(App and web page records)
⟨

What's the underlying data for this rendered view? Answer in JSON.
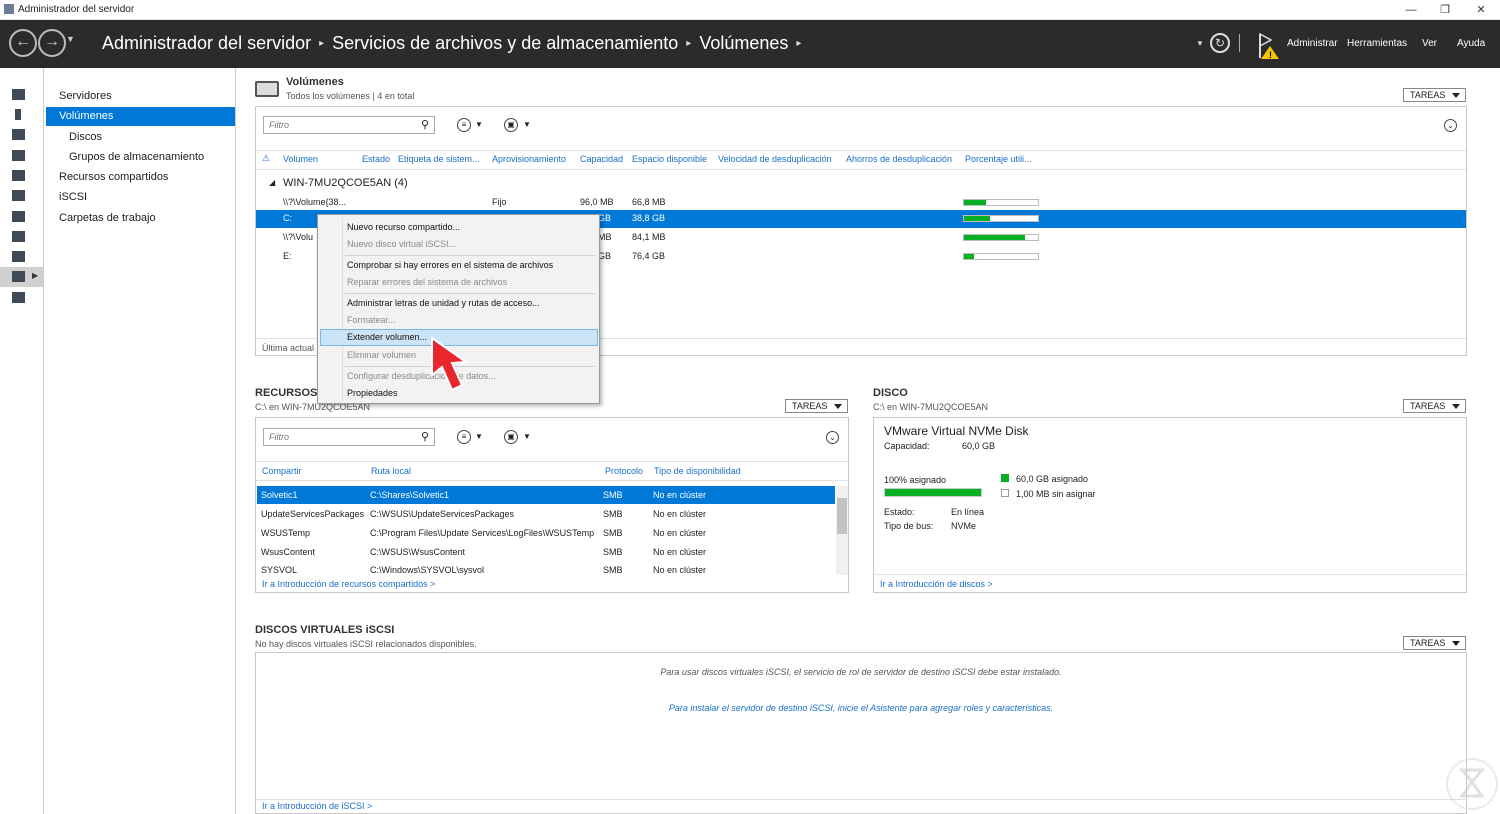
{
  "window": {
    "title": "Administrador del servidor",
    "min": "—",
    "restore": "❐",
    "close": "✕"
  },
  "header": {
    "back": "←",
    "forward": "→",
    "breadcrumb": [
      "Administrador del servidor",
      "Servicios de archivos y de almacenamiento",
      "Volúmenes"
    ],
    "sep": "▸",
    "menu": [
      "Administrar",
      "Herramientas",
      "Ver",
      "Ayuda"
    ],
    "notify_icon": "warning-flag-icon",
    "refresh_icon": "refresh-icon"
  },
  "nav": {
    "items": [
      {
        "label": "Servidores",
        "sub": false,
        "selected": false
      },
      {
        "label": "Volúmenes",
        "sub": false,
        "selected": true
      },
      {
        "label": "Discos",
        "sub": true,
        "selected": false
      },
      {
        "label": "Grupos de almacenamiento",
        "sub": true,
        "selected": false
      },
      {
        "label": "Recursos compartidos",
        "sub": false,
        "selected": false
      },
      {
        "label": "iSCSI",
        "sub": false,
        "selected": false
      },
      {
        "label": "Carpetas de trabajo",
        "sub": false,
        "selected": false
      }
    ]
  },
  "volumes": {
    "title": "Volúmenes",
    "subtitle": "Todos los volúmenes | 4 en total",
    "tasks": "TAREAS",
    "filter_placeholder": "Filtro",
    "columns": [
      "Volumen",
      "Estado",
      "Etiqueta de sistem...",
      "Aprovisionamiento",
      "Capacidad",
      "Espacio disponible",
      "Velocidad de desduplicación",
      "Ahorros de desduplicación",
      "Porcentaje utili..."
    ],
    "group": "WIN-7MU2QCOE5AN (4)",
    "rows": [
      {
        "volume": "\\\\?\\Volume{38...",
        "prov": "Fijo",
        "cap": "96,0 MB",
        "free": "66,8 MB",
        "pct": 0.3
      },
      {
        "volume": "C:",
        "prov": "",
        "cap": "GB",
        "free": "38,8 GB",
        "pct": 0.35
      },
      {
        "volume": "\\\\?\\Volu",
        "prov": "",
        "cap": "MB",
        "free": "84,1 MB",
        "pct": 0.82
      },
      {
        "volume": "E:",
        "prov": "",
        "cap": "GB",
        "free": "76,4 GB",
        "pct": 0.14
      }
    ],
    "footer": "Última actual"
  },
  "context_menu": {
    "items": [
      {
        "label": "Nuevo recurso compartido...",
        "disabled": false
      },
      {
        "label": "Nuevo disco virtual iSCSI...",
        "disabled": true
      },
      {
        "label": "Comprobar si hay errores en el sistema de archivos",
        "disabled": false
      },
      {
        "label": "Reparar errores del sistema de archivos",
        "disabled": true
      },
      {
        "label": "Administrar letras de unidad y rutas de acceso...",
        "disabled": false
      },
      {
        "label": "Formatear...",
        "disabled": true
      },
      {
        "label": "Extender volumen...",
        "disabled": false,
        "highlighted": true
      },
      {
        "label": "Eliminar volumen",
        "disabled": true
      },
      {
        "label": "Configurar desduplicación de datos...",
        "disabled": true
      },
      {
        "label": "Propiedades",
        "disabled": false
      }
    ]
  },
  "shares": {
    "title": "RECURSOS C",
    "subtitle": "C:\\ en WIN-7MU2QCOE5AN",
    "tasks": "TAREAS",
    "filter_placeholder": "Filtro",
    "columns": [
      "Compartir",
      "Ruta local",
      "Protocolo",
      "Tipo de disponibilidad"
    ],
    "rows": [
      {
        "name": "Solvetic1",
        "path": "C:\\Shares\\Solvetic1",
        "proto": "SMB",
        "avail": "No en clúster"
      },
      {
        "name": "UpdateServicesPackages",
        "path": "C:\\WSUS\\UpdateServicesPackages",
        "proto": "SMB",
        "avail": "No en clúster"
      },
      {
        "name": "WSUSTemp",
        "path": "C:\\Program Files\\Update Services\\LogFiles\\WSUSTemp",
        "proto": "SMB",
        "avail": "No en clúster"
      },
      {
        "name": "WsusContent",
        "path": "C:\\WSUS\\WsusContent",
        "proto": "SMB",
        "avail": "No en clúster"
      },
      {
        "name": "SYSVOL",
        "path": "C:\\Windows\\SYSVOL\\sysvol",
        "proto": "SMB",
        "avail": "No en clúster"
      }
    ],
    "link": "Ir a Introducción de recursos compartidos >"
  },
  "disk": {
    "title": "DISCO",
    "subtitle": "C:\\ en WIN-7MU2QCOE5AN",
    "tasks": "TAREAS",
    "name": "VMware Virtual NVMe Disk",
    "capacity_label": "Capacidad:",
    "capacity_value": "60,0 GB",
    "allocated_label": "100% asignado",
    "allocated_fraction": 1.0,
    "legend_allocated": "60,0 GB asignado",
    "legend_unallocated": "1,00 MB sin asignar",
    "status_label": "Estado:",
    "status_value": "En línea",
    "bus_label": "Tipo de bus:",
    "bus_value": "NVMe",
    "link": "Ir a Introducción de discos >"
  },
  "iscsi": {
    "title": "DISCOS VIRTUALES iSCSI",
    "subtitle": "No hay discos virtuales iSCSI relacionados disponibles.",
    "tasks": "TAREAS",
    "msg1": "Para usar discos virtuales iSCSI, el servicio de rol de servidor de destino iSCSI debe estar instalado.",
    "msg2": "Para instalar el servidor de destino iSCSI, inicie el Asistente para agregar roles y características.",
    "link": "Ir a Introducción de iSCSI >"
  },
  "colors": {
    "accent": "#0078d7",
    "header_bg": "#2b2b2b",
    "bar_fill": "#06b025",
    "link": "#1a6fc7"
  }
}
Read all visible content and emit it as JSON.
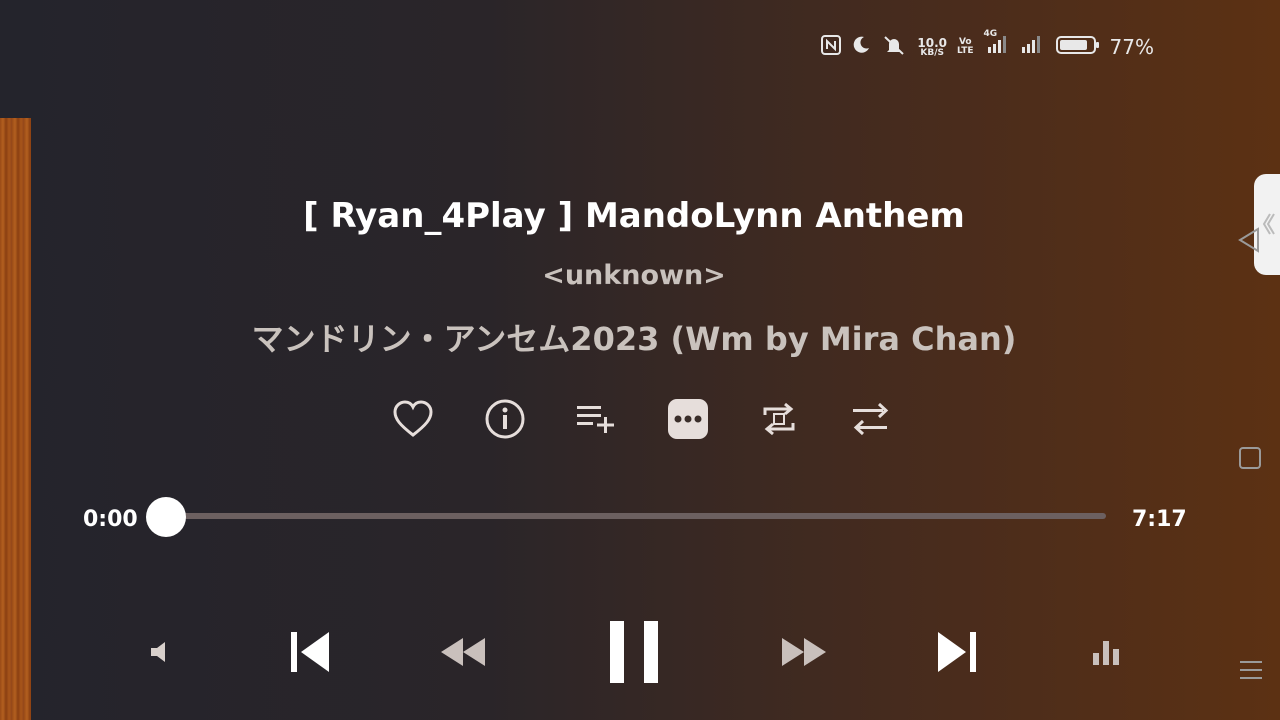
{
  "status_bar": {
    "net_speed": "10.0",
    "net_unit": "KB/S",
    "volte_top": "Vo",
    "volte_bottom": "LTE",
    "network_type": "4G",
    "battery_percent": "77%"
  },
  "track": {
    "title": "[ Ryan_4Play ] MandoLynn Anthem",
    "artist": "<unknown>",
    "album": "マンドリン・アンセム2023 (Wm by Mira Chan)"
  },
  "progress": {
    "current": "0:00",
    "total": "7:17",
    "fraction": 0.0
  },
  "actions": [
    "heart-icon",
    "info-icon",
    "add-to-playlist-icon",
    "more-icon",
    "repeat-one-icon",
    "shuffle-icon"
  ],
  "controls": [
    "volume-icon",
    "previous-icon",
    "rewind-icon",
    "pause-icon",
    "fast-forward-icon",
    "next-icon",
    "equalizer-icon"
  ],
  "nav_bar": [
    "back-icon",
    "home-icon",
    "menu-icon"
  ],
  "colors": {
    "accent": "#ffffff",
    "secondary_text": "#c9c2bd",
    "track": "#6c6060"
  }
}
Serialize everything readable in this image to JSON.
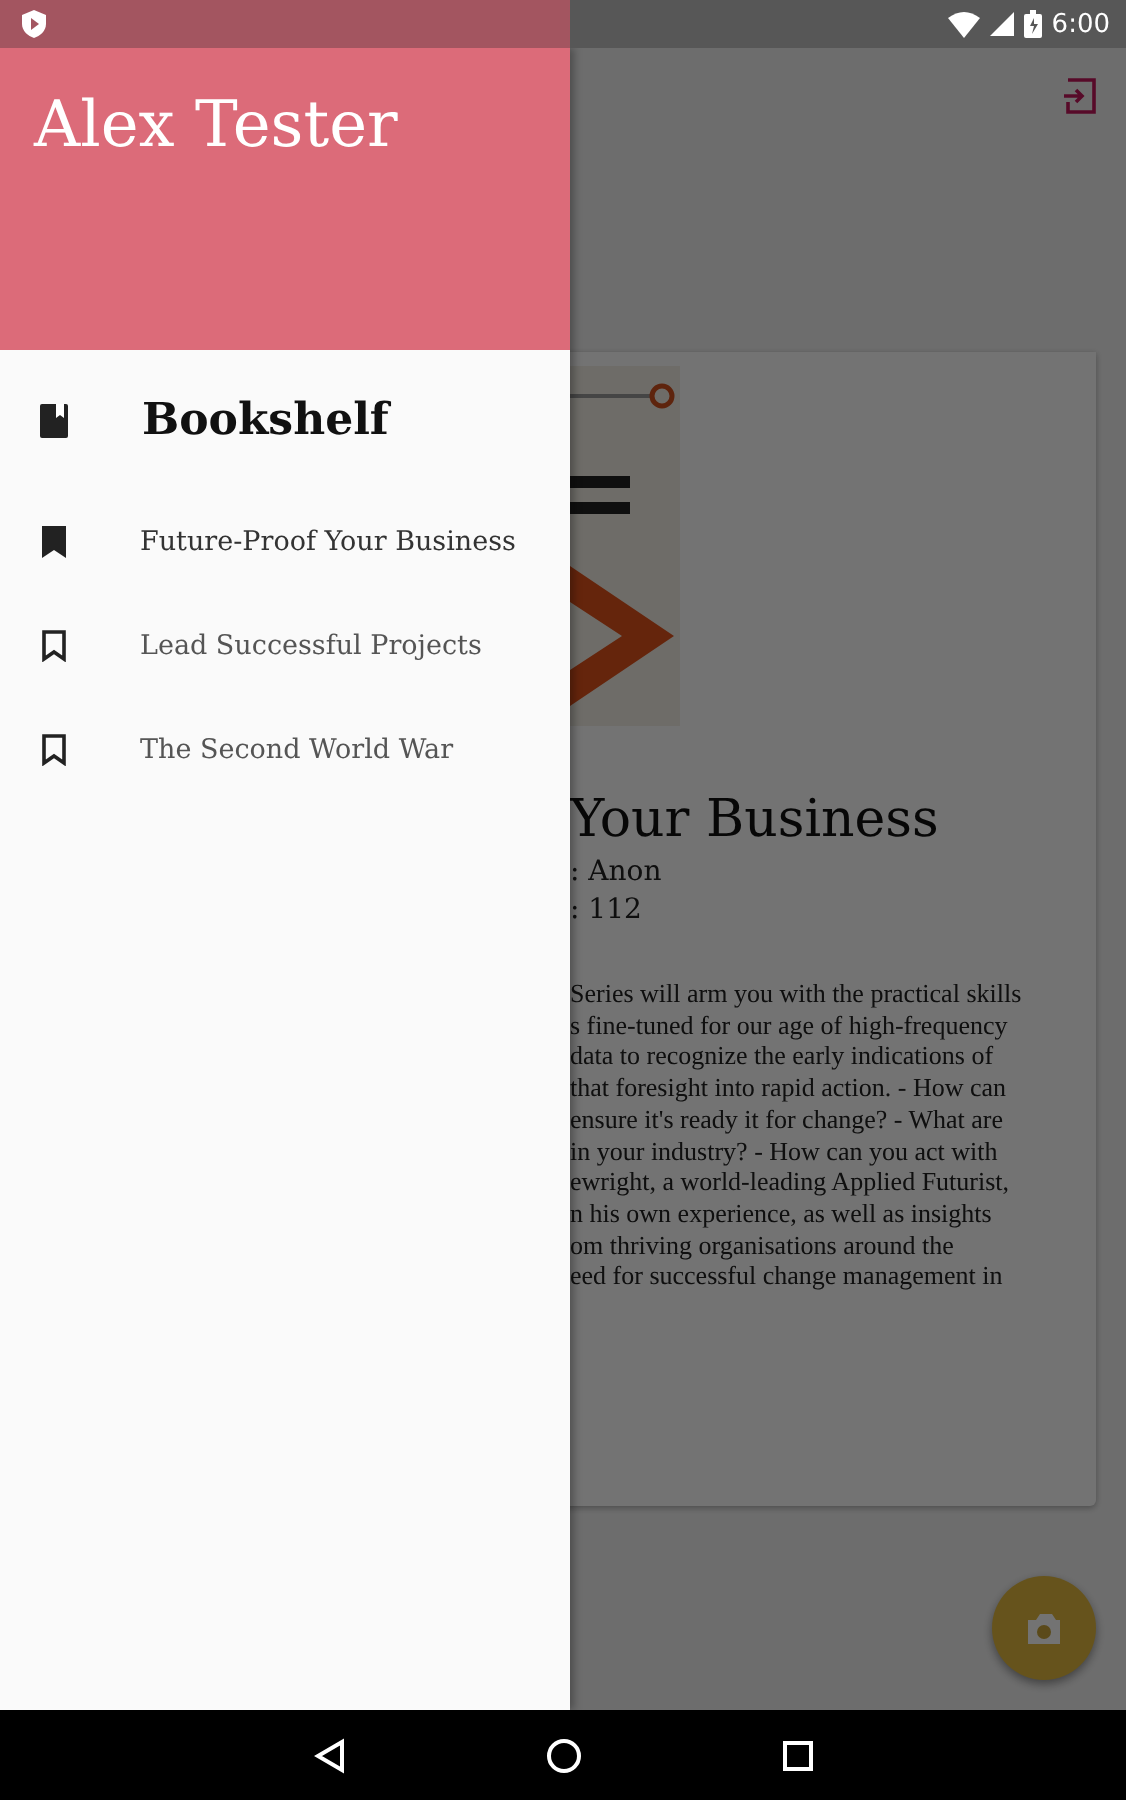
{
  "status_bar": {
    "time": "6:00"
  },
  "drawer": {
    "user_name": "Alex Tester",
    "section": {
      "label": "Bookshelf"
    },
    "books": [
      {
        "title": "Future-Proof Your Business",
        "selected": true
      },
      {
        "title": "Lead Successful Projects",
        "selected": false
      },
      {
        "title": "The Second World War",
        "selected": false
      }
    ]
  },
  "book_detail": {
    "title": "Your Business",
    "meta": [
      ": Anon",
      ": 112"
    ],
    "description_lines": [
      "Series will arm you with the practical skills",
      "s fine-tuned for our age of high-frequency",
      "data to recognize the early indications of",
      "that foresight into rapid action. - How can",
      "ensure it's ready it for change? - What are",
      "in your industry? - How can you act with",
      "ewright, a world-leading Applied Futurist,",
      "n his own experience, as well as insights",
      "om thriving organisations around the",
      "eed for successful change management in"
    ]
  }
}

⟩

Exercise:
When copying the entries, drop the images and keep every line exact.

Your solution:
What's the underlying data for this rendered view? Answer in JSON.
{
  "window": {
    "title": "Administrador del servidor",
    "min": "—",
    "restore": "❐",
    "close": "✕"
  },
  "header": {
    "back": "←",
    "forward": "→",
    "breadcrumb": [
      "Administrador del servidor",
      "Servicios de archivos y de almacenamiento",
      "Volúmenes"
    ],
    "sep": "▸",
    "menu": [
      "Administrar",
      "Herramientas",
      "Ver",
      "Ayuda"
    ],
    "notify_icon": "warning-flag-icon",
    "refresh_icon": "refresh-icon"
  },
  "nav": {
    "items": [
      {
        "label": "Servidores",
        "sub": false,
        "selected": false
      },
      {
        "label": "Volúmenes",
        "sub": false,
        "selected": true
      },
      {
        "label": "Discos",
        "sub": true,
        "selected": false
      },
      {
        "label": "Grupos de almacenamiento",
        "sub": true,
        "selected": false
      },
      {
        "label": "Recursos compartidos",
        "sub": false,
        "selected": false
      },
      {
        "label": "iSCSI",
        "sub": false,
        "selected": false
      },
      {
        "label": "Carpetas de trabajo",
        "sub": false,
        "selected": false
      }
    ]
  },
  "volumes": {
    "title": "Volúmenes",
    "subtitle": "Todos los volúmenes | 4 en total",
    "tasks": "TAREAS",
    "filter_placeholder": "Filtro",
    "columns": [
      "Volumen",
      "Estado",
      "Etiqueta de sistem...",
      "Aprovisionamiento",
      "Capacidad",
      "Espacio disponible",
      "Velocidad de desduplicación",
      "Ahorros de desduplicación",
      "Porcentaje utili..."
    ],
    "group": "WIN-7MU2QCOE5AN (4)",
    "rows": [
      {
        "volume": "\\\\?\\Volume{38...",
        "prov": "Fijo",
        "cap": "96,0 MB",
        "free": "66,8 MB",
        "pct": 0.3
      },
      {
        "volume": "C:",
        "prov": "",
        "cap": "GB",
        "free": "38,8 GB",
        "pct": 0.35
      },
      {
        "volume": "\\\\?\\Volu",
        "prov": "",
        "cap": "MB",
        "free": "84,1 MB",
        "pct": 0.82
      },
      {
        "volume": "E:",
        "prov": "",
        "cap": "GB",
        "free": "76,4 GB",
        "pct": 0.14
      }
    ],
    "footer": "Última actual"
  },
  "context_menu": {
    "items": [
      {
        "label": "Nuevo recurso compartido...",
        "disabled": false
      },
      {
        "label": "Nuevo disco virtual iSCSI...",
        "disabled": true
      },
      {
        "label": "Comprobar si hay errores en el sistema de archivos",
        "disabled": false
      },
      {
        "label": "Reparar errores del sistema de archivos",
        "disabled": true
      },
      {
        "label": "Administrar letras de unidad y rutas de acceso...",
        "disabled": false
      },
      {
        "label": "Formatear...",
        "disabled": true
      },
      {
        "label": "Extender volumen...",
        "disabled": false,
        "highlighted": true
      },
      {
        "label": "Eliminar volumen",
        "disabled": true
      },
      {
        "label": "Configurar desduplicación de datos...",
        "disabled": true
      },
      {
        "label": "Propiedades",
        "disabled": false
      }
    ]
  },
  "shares": {
    "title": "RECURSOS C",
    "subtitle": "C:\\ en WIN-7MU2QCOE5AN",
    "tasks": "TAREAS",
    "filter_placeholder": "Filtro",
    "columns": [
      "Compartir",
      "Ruta local",
      "Protocolo",
      "Tipo de disponibilidad"
    ],
    "rows": [
      {
        "name": "Solvetic1",
        "path": "C:\\Shares\\Solvetic1",
        "proto": "SMB",
        "avail": "No en clúster"
      },
      {
        "name": "UpdateServicesPackages",
        "path": "C:\\WSUS\\UpdateServicesPackages",
        "proto": "SMB",
        "avail": "No en clúster"
      },
      {
        "name": "WSUSTemp",
        "path": "C:\\Program Files\\Update Services\\LogFiles\\WSUSTemp",
        "proto": "SMB",
        "avail": "No en clúster"
      },
      {
        "name": "WsusContent",
        "path": "C:\\WSUS\\WsusContent",
        "proto": "SMB",
        "avail": "No en clúster"
      },
      {
        "name": "SYSVOL",
        "path": "C:\\Windows\\SYSVOL\\sysvol",
        "proto": "SMB",
        "avail": "No en clúster"
      }
    ],
    "link": "Ir a Introducción de recursos compartidos >"
  },
  "disk": {
    "title": "DISCO",
    "subtitle": "C:\\ en WIN-7MU2QCOE5AN",
    "tasks": "TAREAS",
    "name": "VMware Virtual NVMe Disk",
    "capacity_label": "Capacidad:",
    "capacity_value": "60,0 GB",
    "allocated_label": "100% asignado",
    "allocated_fraction": 1.0,
    "legend_allocated": "60,0 GB asignado",
    "legend_unallocated": "1,00 MB sin asignar",
    "status_label": "Estado:",
    "status_value": "En línea",
    "bus_label": "Tipo de bus:",
    "bus_value": "NVMe",
    "link": "Ir a Introducción de discos >"
  },
  "iscsi": {
    "title": "DISCOS VIRTUALES iSCSI",
    "subtitle": "No hay discos virtuales iSCSI relacionados disponibles.",
    "tasks": "TAREAS",
    "msg1": "Para usar discos virtuales iSCSI, el servicio de rol de servidor de destino iSCSI debe estar instalado.",
    "msg2": "Para instalar el servidor de destino iSCSI, inicie el Asistente para agregar roles y características.",
    "link": "Ir a Introducción de iSCSI >"
  },
  "colors": {
    "accent": "#0078d7",
    "header_bg": "#2b2b2b",
    "bar_fill": "#06b025",
    "link": "#1a6fc7"
  }
}
Read all visible content and emit it as JSON.
{
  "status_bar": {
    "net_speed": "10.0",
    "net_unit": "KB/S",
    "volte_top": "Vo",
    "volte_bottom": "LTE",
    "network_type": "4G",
    "battery_percent": "77%"
  },
  "track": {
    "title": "[ Ryan_4Play ] MandoLynn Anthem",
    "artist": "<unknown>",
    "album": "マンドリン・アンセム2023 (Wm by Mira Chan)"
  },
  "progress": {
    "current": "0:00",
    "total": "7:17",
    "fraction": 0.0
  },
  "actions": [
    "heart-icon",
    "info-icon",
    "add-to-playlist-icon",
    "more-icon",
    "repeat-one-icon",
    "shuffle-icon"
  ],
  "controls": [
    "volume-icon",
    "previous-icon",
    "rewind-icon",
    "pause-icon",
    "fast-forward-icon",
    "next-icon",
    "equalizer-icon"
  ],
  "nav_bar": [
    "back-icon",
    "home-icon",
    "menu-icon"
  ],
  "colors": {
    "accent": "#ffffff",
    "secondary_text": "#c9c2bd",
    "track": "#6c6060"
  }
}
Serialize everything readable in this image to JSON.
{
  "status_bar": {
    "time": "6:00"
  },
  "drawer": {
    "user_name": "Alex Tester",
    "section": {
      "label": "Bookshelf"
    },
    "books": [
      {
        "title": "Future-Proof Your Business",
        "selected": true
      },
      {
        "title": "Lead Successful Projects",
        "selected": false
      },
      {
        "title": "The Second World War",
        "selected": false
      }
    ]
  },
  "book_detail": {
    "title": "Your Business",
    "meta": [
      ": Anon",
      ": 112"
    ],
    "description_lines": [
      "Series will arm you with the practical skills",
      "s fine-tuned for our age of high-frequency",
      "data to recognize the early indications of",
      "that foresight into rapid action. - How can",
      "ensure it's ready it for change? - What are",
      "in your industry? - How can you act with",
      "ewright, a world-leading Applied Futurist,",
      "n his own experience, as well as insights",
      "om thriving organisations around the",
      "eed for successful change management in"
    ]
  }
}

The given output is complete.